Your objective> Without altering a single word, repeat the records that follow.

───── Provided data ─────

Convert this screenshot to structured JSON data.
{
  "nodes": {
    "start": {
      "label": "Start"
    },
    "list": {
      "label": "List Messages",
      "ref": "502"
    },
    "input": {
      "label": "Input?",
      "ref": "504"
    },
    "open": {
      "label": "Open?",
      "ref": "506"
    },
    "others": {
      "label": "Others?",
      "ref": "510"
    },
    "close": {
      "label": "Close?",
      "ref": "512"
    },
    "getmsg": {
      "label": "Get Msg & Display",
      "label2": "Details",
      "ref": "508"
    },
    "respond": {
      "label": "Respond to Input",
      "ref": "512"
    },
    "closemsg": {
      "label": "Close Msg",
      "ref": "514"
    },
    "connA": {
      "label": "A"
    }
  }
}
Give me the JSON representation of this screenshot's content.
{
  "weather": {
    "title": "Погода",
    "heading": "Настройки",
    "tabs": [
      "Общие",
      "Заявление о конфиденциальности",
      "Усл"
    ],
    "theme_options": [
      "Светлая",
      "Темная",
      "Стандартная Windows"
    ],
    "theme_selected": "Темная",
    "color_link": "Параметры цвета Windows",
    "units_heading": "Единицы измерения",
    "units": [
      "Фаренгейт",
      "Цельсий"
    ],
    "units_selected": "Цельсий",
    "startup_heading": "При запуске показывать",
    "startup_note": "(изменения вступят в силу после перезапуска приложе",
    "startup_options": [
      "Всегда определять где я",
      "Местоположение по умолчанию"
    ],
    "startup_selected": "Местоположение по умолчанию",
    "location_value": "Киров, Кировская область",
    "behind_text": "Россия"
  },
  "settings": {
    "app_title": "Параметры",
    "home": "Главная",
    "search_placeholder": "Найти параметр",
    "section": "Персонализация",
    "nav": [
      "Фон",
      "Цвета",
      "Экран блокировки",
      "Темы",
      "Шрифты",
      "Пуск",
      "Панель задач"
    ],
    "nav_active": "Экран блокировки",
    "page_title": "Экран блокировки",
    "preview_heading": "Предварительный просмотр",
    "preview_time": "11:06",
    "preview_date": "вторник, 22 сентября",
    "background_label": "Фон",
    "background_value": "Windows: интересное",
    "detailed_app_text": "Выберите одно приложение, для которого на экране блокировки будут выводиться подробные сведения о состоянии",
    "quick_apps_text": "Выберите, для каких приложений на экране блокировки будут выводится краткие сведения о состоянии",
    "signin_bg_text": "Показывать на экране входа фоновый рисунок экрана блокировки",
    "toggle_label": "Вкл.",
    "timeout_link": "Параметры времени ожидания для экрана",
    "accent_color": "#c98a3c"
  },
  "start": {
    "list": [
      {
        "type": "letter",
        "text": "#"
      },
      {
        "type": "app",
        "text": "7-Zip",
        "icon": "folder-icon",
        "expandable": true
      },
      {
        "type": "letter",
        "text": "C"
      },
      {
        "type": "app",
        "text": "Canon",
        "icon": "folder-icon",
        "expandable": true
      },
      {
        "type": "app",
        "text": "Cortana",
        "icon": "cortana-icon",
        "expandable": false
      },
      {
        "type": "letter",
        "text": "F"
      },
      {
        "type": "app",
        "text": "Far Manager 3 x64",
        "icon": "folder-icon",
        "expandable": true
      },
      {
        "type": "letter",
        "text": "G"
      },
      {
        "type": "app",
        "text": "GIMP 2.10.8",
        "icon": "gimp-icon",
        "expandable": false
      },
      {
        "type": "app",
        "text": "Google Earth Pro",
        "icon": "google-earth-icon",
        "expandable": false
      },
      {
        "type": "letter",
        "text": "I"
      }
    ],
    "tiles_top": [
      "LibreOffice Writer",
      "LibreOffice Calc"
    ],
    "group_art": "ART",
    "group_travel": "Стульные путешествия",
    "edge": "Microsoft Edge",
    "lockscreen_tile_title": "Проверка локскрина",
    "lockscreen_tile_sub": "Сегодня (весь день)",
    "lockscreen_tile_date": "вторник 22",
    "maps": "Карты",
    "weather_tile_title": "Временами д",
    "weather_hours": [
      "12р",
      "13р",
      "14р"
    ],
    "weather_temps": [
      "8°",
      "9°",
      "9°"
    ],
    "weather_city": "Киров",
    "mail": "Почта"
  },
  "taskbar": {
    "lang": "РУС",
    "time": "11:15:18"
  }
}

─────

Completed exercise>
Convert this screenshot to structured JSON data.
{
  "nodes": {
    "start": {
      "label": "Start"
    },
    "list": {
      "label": "List Messages",
      "ref": "502"
    },
    "input": {
      "label": "Input?",
      "ref": "504"
    },
    "open": {
      "label": "Open?",
      "ref": "506"
    },
    "others": {
      "label": "Others?",
      "ref": "510"
    },
    "close": {
      "label": "Close?",
      "ref": "512"
    },
    "getmsg": {
      "label": "Get Msg & Display",
      "label2": "Details",
      "ref": "508"
    },
    "respond": {
      "label": "Respond to Input",
      "ref": "512"
    },
    "closemsg": {
      "label": "Close Msg",
      "ref": "514"
    },
    "connA": {
      "label": "A"
    }
  }
}
Give me the JSON representation of this screenshot's content.
{
  "weather": {
    "title": "Погода",
    "heading": "Настройки",
    "tabs": [
      "Общие",
      "Заявление о конфиденциальности",
      "Усл"
    ],
    "theme_options": [
      "Светлая",
      "Темная",
      "Стандартная Windows"
    ],
    "theme_selected": "Темная",
    "color_link": "Параметры цвета Windows",
    "units_heading": "Единицы измерения",
    "units": [
      "Фаренгейт",
      "Цельсий"
    ],
    "units_selected": "Цельсий",
    "startup_heading": "При запуске показывать",
    "startup_note": "(изменения вступят в силу после перезапуска приложе",
    "startup_options": [
      "Всегда определять где я",
      "Местоположение по умолчанию"
    ],
    "startup_selected": "Местоположение по умолчанию",
    "location_value": "Киров, Кировская область",
    "behind_text": "Россия"
  },
  "settings": {
    "app_title": "Параметры",
    "home": "Главная",
    "search_placeholder": "Найти параметр",
    "section": "Персонализация",
    "nav": [
      "Фон",
      "Цвета",
      "Экран блокировки",
      "Темы",
      "Шрифты",
      "Пуск",
      "Панель задач"
    ],
    "nav_active": "Экран блокировки",
    "page_title": "Экран блокировки",
    "preview_heading": "Предварительный просмотр",
    "preview_time": "11:06",
    "preview_date": "вторник, 22 сентября",
    "background_label": "Фон",
    "background_value": "Windows: интересное",
    "detailed_app_text": "Выберите одно приложение, для которого на экране блокировки будут выводиться подробные сведения о состоянии",
    "quick_apps_text": "Выберите, для каких приложений на экране блокировки будут выводится краткие сведения о состоянии",
    "signin_bg_text": "Показывать на экране входа фоновый рисунок экрана блокировки",
    "toggle_label": "Вкл.",
    "timeout_link": "Параметры времени ожидания для экрана",
    "accent_color": "#c98a3c"
  },
  "start": {
    "list": [
      {
        "type": "letter",
        "text": "#"
      },
      {
        "type": "app",
        "text": "7-Zip",
        "icon": "folder-icon",
        "expandable": true
      },
      {
        "type": "letter",
        "text": "C"
      },
      {
        "type": "app",
        "text": "Canon",
        "icon": "folder-icon",
        "expandable": true
      },
      {
        "type": "app",
        "text": "Cortana",
        "icon": "cortana-icon",
        "expandable": false
      },
      {
        "type": "letter",
        "text": "F"
      },
      {
        "type": "app",
        "text": "Far Manager 3 x64",
        "icon": "folder-icon",
        "expandable": true
      },
      {
        "type": "letter",
        "text": "G"
      },
      {
        "type": "app",
        "text": "GIMP 2.10.8",
        "icon": "gimp-icon",
        "expandable": false
      },
      {
        "type": "app",
        "text": "Google Earth Pro",
        "icon": "google-earth-icon",
        "expandable": false
      },
      {
        "type": "letter",
        "text": "I"
      }
    ],
    "tiles_top": [
      "LibreOffice Writer",
      "LibreOffice Calc"
    ],
    "group_art": "ART",
    "group_travel": "Стульные путешествия",
    "edge": "Microsoft Edge",
    "lockscreen_tile_title": "Проверка локскрина",
    "lockscreen_tile_sub": "Сегодня (весь день)",
    "lockscreen_tile_date": "вторник 22",
    "maps": "Карты",
    "weather_tile_title": "Временами д",
    "weather_hours": [
      "12р",
      "13р",
      "14р"
    ],
    "weather_temps": [
      "8°",
      "9°",
      "9°"
    ],
    "weather_city": "Киров",
    "mail": "Почта"
  },
  "taskbar": {
    "lang": "РУС",
    "time": "11:15:18"
  }
}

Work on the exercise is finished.